TASK GOAL
Scan the entries for the word "image". Every line that has it should be copied.

EXCERPTED DATA

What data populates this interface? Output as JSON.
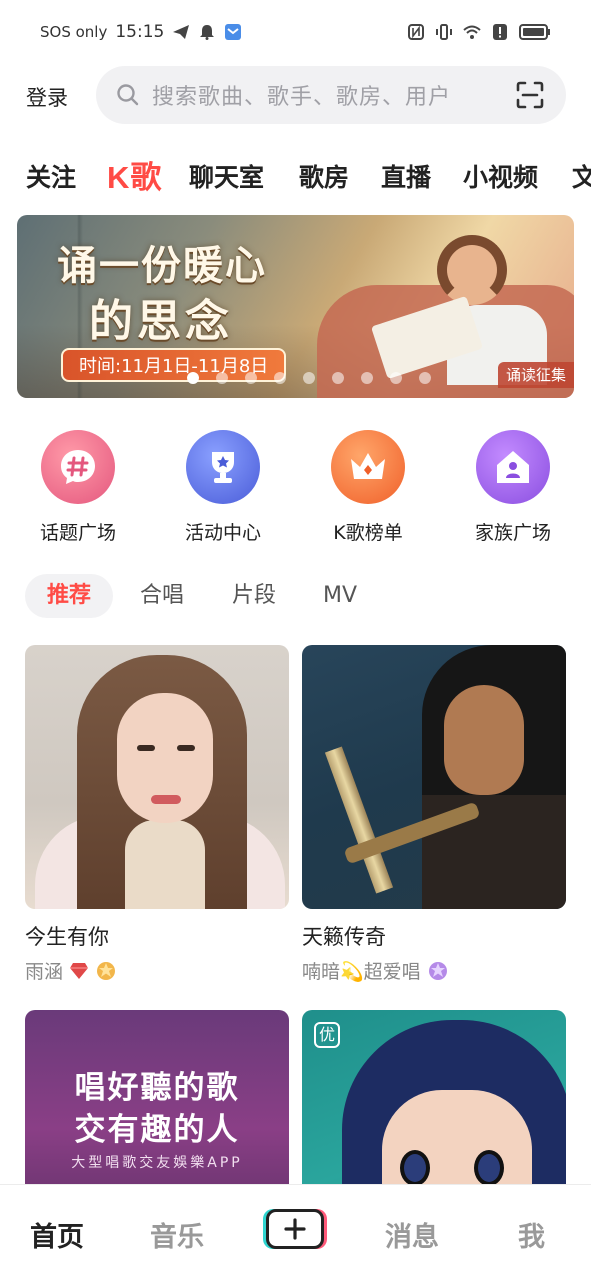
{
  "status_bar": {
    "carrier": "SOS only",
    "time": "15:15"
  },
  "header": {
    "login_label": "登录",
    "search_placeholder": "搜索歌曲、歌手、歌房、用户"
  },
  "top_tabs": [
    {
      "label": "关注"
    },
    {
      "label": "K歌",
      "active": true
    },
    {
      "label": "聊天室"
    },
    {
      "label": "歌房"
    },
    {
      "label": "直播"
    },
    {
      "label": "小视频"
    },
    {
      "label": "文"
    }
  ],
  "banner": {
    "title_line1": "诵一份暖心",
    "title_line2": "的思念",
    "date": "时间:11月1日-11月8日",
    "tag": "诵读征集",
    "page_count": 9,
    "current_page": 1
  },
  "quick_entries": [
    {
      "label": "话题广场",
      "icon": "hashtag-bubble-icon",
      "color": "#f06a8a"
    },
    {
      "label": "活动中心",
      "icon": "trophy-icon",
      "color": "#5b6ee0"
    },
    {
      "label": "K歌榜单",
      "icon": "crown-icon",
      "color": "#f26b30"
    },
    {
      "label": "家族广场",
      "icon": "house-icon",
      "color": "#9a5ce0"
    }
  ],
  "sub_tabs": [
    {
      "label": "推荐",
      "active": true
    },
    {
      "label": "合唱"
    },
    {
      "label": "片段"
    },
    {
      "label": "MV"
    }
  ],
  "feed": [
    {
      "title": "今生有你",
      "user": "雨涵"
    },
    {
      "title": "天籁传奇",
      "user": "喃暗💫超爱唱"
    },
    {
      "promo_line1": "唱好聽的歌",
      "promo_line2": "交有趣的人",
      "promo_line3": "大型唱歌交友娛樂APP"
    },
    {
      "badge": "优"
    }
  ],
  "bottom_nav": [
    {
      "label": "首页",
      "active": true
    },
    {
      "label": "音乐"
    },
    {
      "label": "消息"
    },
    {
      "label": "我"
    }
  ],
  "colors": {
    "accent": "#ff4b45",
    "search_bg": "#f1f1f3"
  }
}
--
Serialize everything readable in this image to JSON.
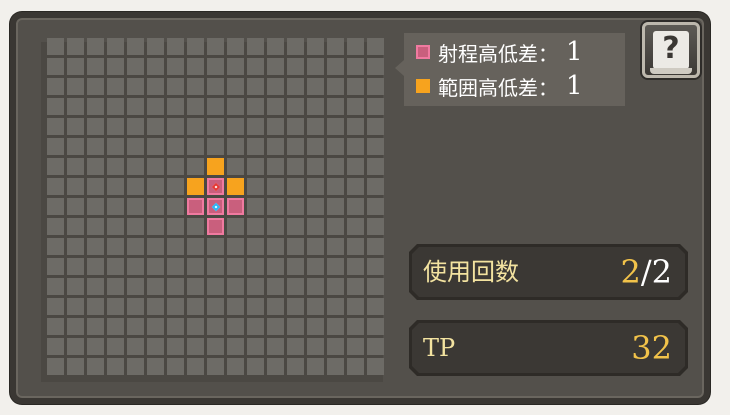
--
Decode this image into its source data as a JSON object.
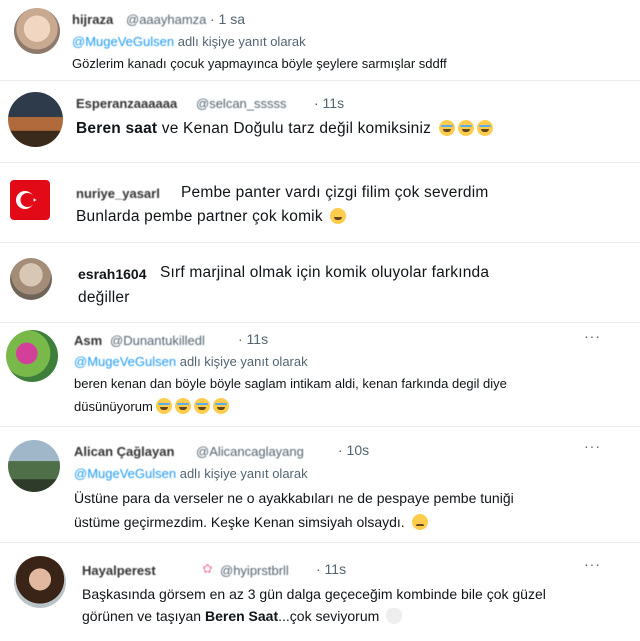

SOLUTION
Serialize everything readable in this image to JSON.
Decode this image into its source data as a JSON object.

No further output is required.